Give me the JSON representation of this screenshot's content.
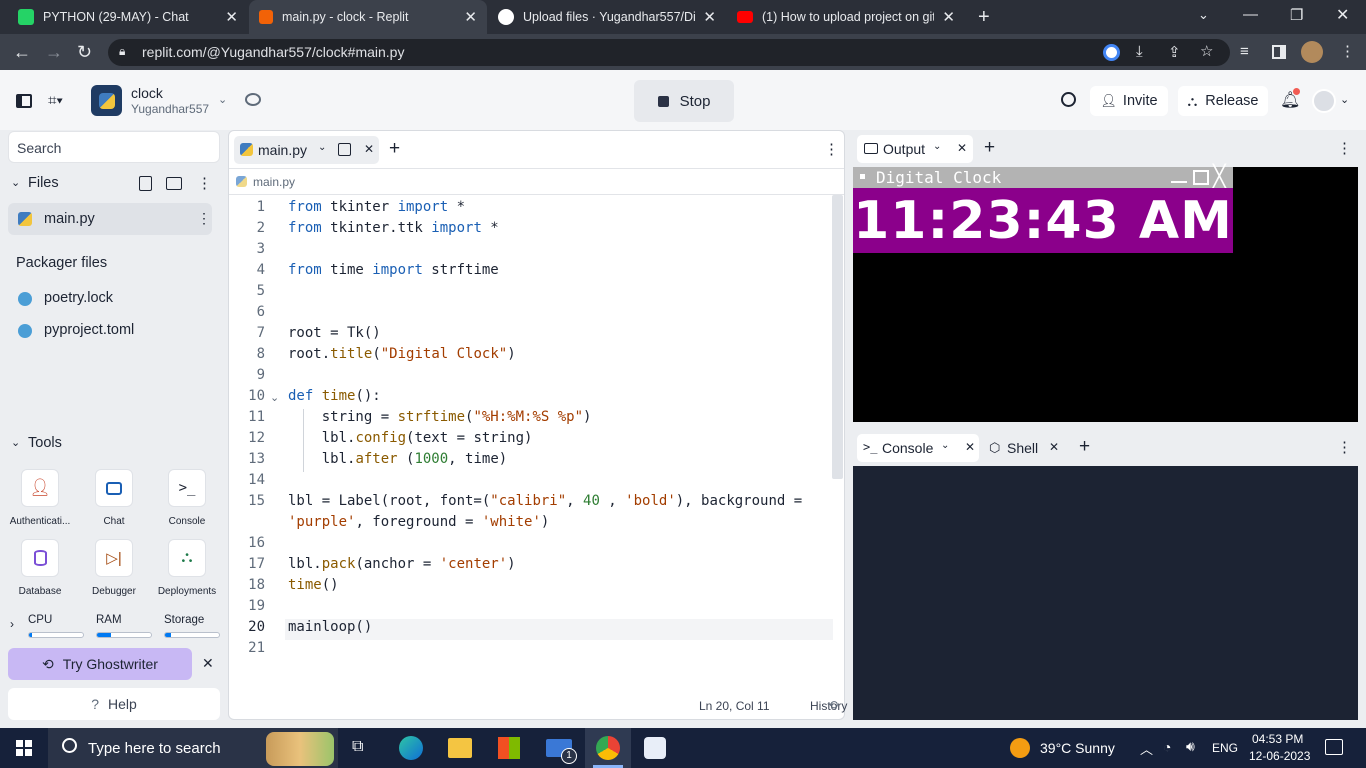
{
  "browser": {
    "tabs": [
      {
        "title": "PYTHON (29-MAY) - Chat",
        "icon": "whatsapp-icon",
        "color": "#25d366"
      },
      {
        "title": "main.py - clock - Replit",
        "icon": "replit-icon",
        "color": "#f26207"
      },
      {
        "title": "Upload files · Yugandhar557/Digi",
        "icon": "github-icon",
        "color": "#ffffff"
      },
      {
        "title": "(1) How to upload project on gith",
        "icon": "youtube-icon",
        "color": "#ff0000"
      }
    ],
    "url": "replit.com/@Yugandhar557/clock#main.py"
  },
  "header": {
    "repl_name": "clock",
    "owner": "Yugandhar557",
    "stop_label": "Stop",
    "invite_label": "Invite",
    "release_label": "Release"
  },
  "sidebar": {
    "search_placeholder": "Search",
    "files_label": "Files",
    "files": [
      "main.py"
    ],
    "packager_label": "Packager files",
    "packager_files": [
      "poetry.lock",
      "pyproject.toml"
    ],
    "tools_label": "Tools",
    "tools": [
      {
        "label": "Authenticati...",
        "icon": "user-icon"
      },
      {
        "label": "Chat",
        "icon": "chat-icon"
      },
      {
        "label": "Console",
        "icon": "terminal-icon"
      },
      {
        "label": "Database",
        "icon": "database-icon"
      },
      {
        "label": "Debugger",
        "icon": "debugger-icon"
      },
      {
        "label": "Deployments",
        "icon": "deployments-icon"
      }
    ],
    "resources": [
      {
        "label": "CPU",
        "level": 0.02
      },
      {
        "label": "RAM",
        "level": 0.25
      },
      {
        "label": "Storage",
        "level": 0.12
      }
    ],
    "ghostwriter_label": "Try Ghostwriter",
    "help_label": "Help"
  },
  "editor": {
    "tab_label": "main.py",
    "breadcrumb": "main.py",
    "line_numbers": [
      "1",
      "2",
      "3",
      "4",
      "5",
      "6",
      "7",
      "8",
      "9",
      "10",
      "11",
      "12",
      "13",
      "14",
      "15",
      "",
      "16",
      "17",
      "18",
      "19",
      "20",
      "21"
    ],
    "code": [
      "from tkinter import *",
      "from tkinter.ttk import *",
      "",
      "from time import strftime",
      "",
      "",
      "root = Tk()",
      "root.title(\"Digital Clock\")",
      "",
      "def time():",
      "    string = strftime(\"%H:%M:%S %p\")",
      "    lbl.config(text = string)",
      "    lbl.after (1000, time)",
      "",
      "lbl = Label(root, font=(\"calibri\", 40 , 'bold'), background =",
      "'purple', foreground = 'white')",
      "",
      "lbl.pack(anchor = 'center')",
      "time()",
      "",
      "mainloop()",
      ""
    ],
    "status": "Ln 20, Col 11",
    "history_label": "History"
  },
  "output": {
    "tab_label": "Output",
    "window_title": "Digital Clock",
    "clock_text": "11:23:43 AM",
    "clock_bg": "#8b008b"
  },
  "console": {
    "tab_console": "Console",
    "tab_shell": "Shell"
  },
  "taskbar": {
    "search_placeholder": "Type here to search",
    "weather": "39°C  Sunny",
    "language": "ENG",
    "time": "04:53 PM",
    "date": "12-06-2023",
    "mail_badge": "1"
  },
  "colors": {
    "accent": "#0079f2",
    "ghostwriter_bg": "#c8b8f4",
    "output_bg": "#000000",
    "console_bg": "#1c2333"
  }
}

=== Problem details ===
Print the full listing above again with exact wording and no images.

=== Output of the exercise ===
Give me the JSON representation of this screenshot's content.
{
  "browser": {
    "tabs": [
      {
        "title": "PYTHON (29-MAY) - Chat",
        "icon": "whatsapp-icon",
        "color": "#25d366"
      },
      {
        "title": "main.py - clock - Replit",
        "icon": "replit-icon",
        "color": "#f26207"
      },
      {
        "title": "Upload files · Yugandhar557/Digi",
        "icon": "github-icon",
        "color": "#ffffff"
      },
      {
        "title": "(1) How to upload project on gith",
        "icon": "youtube-icon",
        "color": "#ff0000"
      }
    ],
    "url": "replit.com/@Yugandhar557/clock#main.py"
  },
  "header": {
    "repl_name": "clock",
    "owner": "Yugandhar557",
    "stop_label": "Stop",
    "invite_label": "Invite",
    "release_label": "Release"
  },
  "sidebar": {
    "search_placeholder": "Search",
    "files_label": "Files",
    "files": [
      "main.py"
    ],
    "packager_label": "Packager files",
    "packager_files": [
      "poetry.lock",
      "pyproject.toml"
    ],
    "tools_label": "Tools",
    "tools": [
      {
        "label": "Authenticati...",
        "icon": "user-icon"
      },
      {
        "label": "Chat",
        "icon": "chat-icon"
      },
      {
        "label": "Console",
        "icon": "terminal-icon"
      },
      {
        "label": "Database",
        "icon": "database-icon"
      },
      {
        "label": "Debugger",
        "icon": "debugger-icon"
      },
      {
        "label": "Deployments",
        "icon": "deployments-icon"
      }
    ],
    "resources": [
      {
        "label": "CPU",
        "level": 0.02
      },
      {
        "label": "RAM",
        "level": 0.25
      },
      {
        "label": "Storage",
        "level": 0.12
      }
    ],
    "ghostwriter_label": "Try Ghostwriter",
    "help_label": "Help"
  },
  "editor": {
    "tab_label": "main.py",
    "breadcrumb": "main.py",
    "line_numbers": [
      "1",
      "2",
      "3",
      "4",
      "5",
      "6",
      "7",
      "8",
      "9",
      "10",
      "11",
      "12",
      "13",
      "14",
      "15",
      "",
      "16",
      "17",
      "18",
      "19",
      "20",
      "21"
    ],
    "code": [
      "from tkinter import *",
      "from tkinter.ttk import *",
      "",
      "from time import strftime",
      "",
      "",
      "root = Tk()",
      "root.title(\"Digital Clock\")",
      "",
      "def time():",
      "    string = strftime(\"%H:%M:%S %p\")",
      "    lbl.config(text = string)",
      "    lbl.after (1000, time)",
      "",
      "lbl = Label(root, font=(\"calibri\", 40 , 'bold'), background =",
      "'purple', foreground = 'white')",
      "",
      "lbl.pack(anchor = 'center')",
      "time()",
      "",
      "mainloop()",
      ""
    ],
    "status": "Ln 20, Col 11",
    "history_label": "History"
  },
  "output": {
    "tab_label": "Output",
    "window_title": "Digital Clock",
    "clock_text": "11:23:43 AM",
    "clock_bg": "#8b008b"
  },
  "console": {
    "tab_console": "Console",
    "tab_shell": "Shell"
  },
  "taskbar": {
    "search_placeholder": "Type here to search",
    "weather": "39°C  Sunny",
    "language": "ENG",
    "time": "04:53 PM",
    "date": "12-06-2023",
    "mail_badge": "1"
  },
  "colors": {
    "accent": "#0079f2",
    "ghostwriter_bg": "#c8b8f4",
    "output_bg": "#000000",
    "console_bg": "#1c2333"
  }
}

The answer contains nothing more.